■ WORK ORDER ■
All of the entries are to be printed exactly as they appear.

Element data from apps and pages

══════

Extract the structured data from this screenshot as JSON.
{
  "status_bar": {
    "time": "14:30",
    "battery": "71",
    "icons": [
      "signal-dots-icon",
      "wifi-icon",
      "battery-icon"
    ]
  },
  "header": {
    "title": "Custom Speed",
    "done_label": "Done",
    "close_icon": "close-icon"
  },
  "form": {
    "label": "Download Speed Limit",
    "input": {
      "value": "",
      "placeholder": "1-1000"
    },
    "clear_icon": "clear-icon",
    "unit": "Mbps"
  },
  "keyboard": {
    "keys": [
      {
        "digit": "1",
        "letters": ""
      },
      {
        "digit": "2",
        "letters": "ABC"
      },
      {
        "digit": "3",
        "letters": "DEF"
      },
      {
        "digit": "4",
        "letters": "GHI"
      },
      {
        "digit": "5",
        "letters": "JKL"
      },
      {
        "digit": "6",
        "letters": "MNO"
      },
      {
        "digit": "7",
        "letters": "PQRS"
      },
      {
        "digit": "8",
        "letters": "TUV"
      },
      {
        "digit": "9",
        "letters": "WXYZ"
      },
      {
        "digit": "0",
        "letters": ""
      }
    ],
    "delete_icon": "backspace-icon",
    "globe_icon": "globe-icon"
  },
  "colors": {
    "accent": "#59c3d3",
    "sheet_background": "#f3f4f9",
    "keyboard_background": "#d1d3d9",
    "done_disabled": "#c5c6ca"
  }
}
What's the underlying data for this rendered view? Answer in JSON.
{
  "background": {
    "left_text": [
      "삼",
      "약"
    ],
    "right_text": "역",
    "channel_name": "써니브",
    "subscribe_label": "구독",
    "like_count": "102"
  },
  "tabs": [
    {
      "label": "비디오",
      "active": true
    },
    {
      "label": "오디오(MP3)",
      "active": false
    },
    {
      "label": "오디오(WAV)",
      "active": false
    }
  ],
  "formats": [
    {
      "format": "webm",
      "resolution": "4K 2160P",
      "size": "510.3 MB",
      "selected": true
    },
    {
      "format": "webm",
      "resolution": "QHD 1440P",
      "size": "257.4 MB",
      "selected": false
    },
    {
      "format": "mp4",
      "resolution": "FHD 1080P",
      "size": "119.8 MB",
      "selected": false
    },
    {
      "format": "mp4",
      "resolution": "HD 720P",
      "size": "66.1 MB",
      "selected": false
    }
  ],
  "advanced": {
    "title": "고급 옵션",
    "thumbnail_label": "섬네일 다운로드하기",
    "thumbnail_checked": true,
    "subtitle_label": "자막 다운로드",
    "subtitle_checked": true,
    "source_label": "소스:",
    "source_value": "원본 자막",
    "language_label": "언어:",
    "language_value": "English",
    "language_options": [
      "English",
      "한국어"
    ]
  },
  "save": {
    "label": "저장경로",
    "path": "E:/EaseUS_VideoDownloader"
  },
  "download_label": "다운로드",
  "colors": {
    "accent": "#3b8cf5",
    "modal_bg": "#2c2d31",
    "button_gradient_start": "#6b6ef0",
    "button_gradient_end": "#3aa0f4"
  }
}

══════

■ ANSWER TO THE EXERCISE ■
Extract the structured data from this screenshot as JSON.
{
  "status_bar": {
    "time": "14:30",
    "battery": "71",
    "icons": [
      "signal-dots-icon",
      "wifi-icon",
      "battery-icon"
    ]
  },
  "header": {
    "title": "Custom Speed",
    "done_label": "Done",
    "close_icon": "close-icon"
  },
  "form": {
    "label": "Download Speed Limit",
    "input": {
      "value": "",
      "placeholder": "1-1000"
    },
    "clear_icon": "clear-icon",
    "unit": "Mbps"
  },
  "keyboard": {
    "keys": [
      {
        "digit": "1",
        "letters": ""
      },
      {
        "digit": "2",
        "letters": "ABC"
      },
      {
        "digit": "3",
        "letters": "DEF"
      },
      {
        "digit": "4",
        "letters": "GHI"
      },
      {
        "digit": "5",
        "letters": "JKL"
      },
      {
        "digit": "6",
        "letters": "MNO"
      },
      {
        "digit": "7",
        "letters": "PQRS"
      },
      {
        "digit": "8",
        "letters": "TUV"
      },
      {
        "digit": "9",
        "letters": "WXYZ"
      },
      {
        "digit": "0",
        "letters": ""
      }
    ],
    "delete_icon": "backspace-icon",
    "globe_icon": "globe-icon"
  },
  "colors": {
    "accent": "#59c3d3",
    "sheet_background": "#f3f4f9",
    "keyboard_background": "#d1d3d9",
    "done_disabled": "#c5c6ca"
  }
}
What's the underlying data for this rendered view? Answer in JSON.
{
  "background": {
    "left_text": [
      "삼",
      "약"
    ],
    "right_text": "역",
    "channel_name": "써니브",
    "subscribe_label": "구독",
    "like_count": "102"
  },
  "tabs": [
    {
      "label": "비디오",
      "active": true
    },
    {
      "label": "오디오(MP3)",
      "active": false
    },
    {
      "label": "오디오(WAV)",
      "active": false
    }
  ],
  "formats": [
    {
      "format": "webm",
      "resolution": "4K 2160P",
      "size": "510.3 MB",
      "selected": true
    },
    {
      "format": "webm",
      "resolution": "QHD 1440P",
      "size": "257.4 MB",
      "selected": false
    },
    {
      "format": "mp4",
      "resolution": "FHD 1080P",
      "size": "119.8 MB",
      "selected": false
    },
    {
      "format": "mp4",
      "resolution": "HD 720P",
      "size": "66.1 MB",
      "selected": false
    }
  ],
  "advanced": {
    "title": "고급 옵션",
    "thumbnail_label": "섬네일 다운로드하기",
    "thumbnail_checked": true,
    "subtitle_label": "자막 다운로드",
    "subtitle_checked": true,
    "source_label": "소스:",
    "source_value": "원본 자막",
    "language_label": "언어:",
    "language_value": "English",
    "language_options": [
      "English",
      "한국어"
    ]
  },
  "save": {
    "label": "저장경로",
    "path": "E:/EaseUS_VideoDownloader"
  },
  "download_label": "다운로드",
  "colors": {
    "accent": "#3b8cf5",
    "modal_bg": "#2c2d31",
    "button_gradient_start": "#6b6ef0",
    "button_gradient_end": "#3aa0f4"
  }
}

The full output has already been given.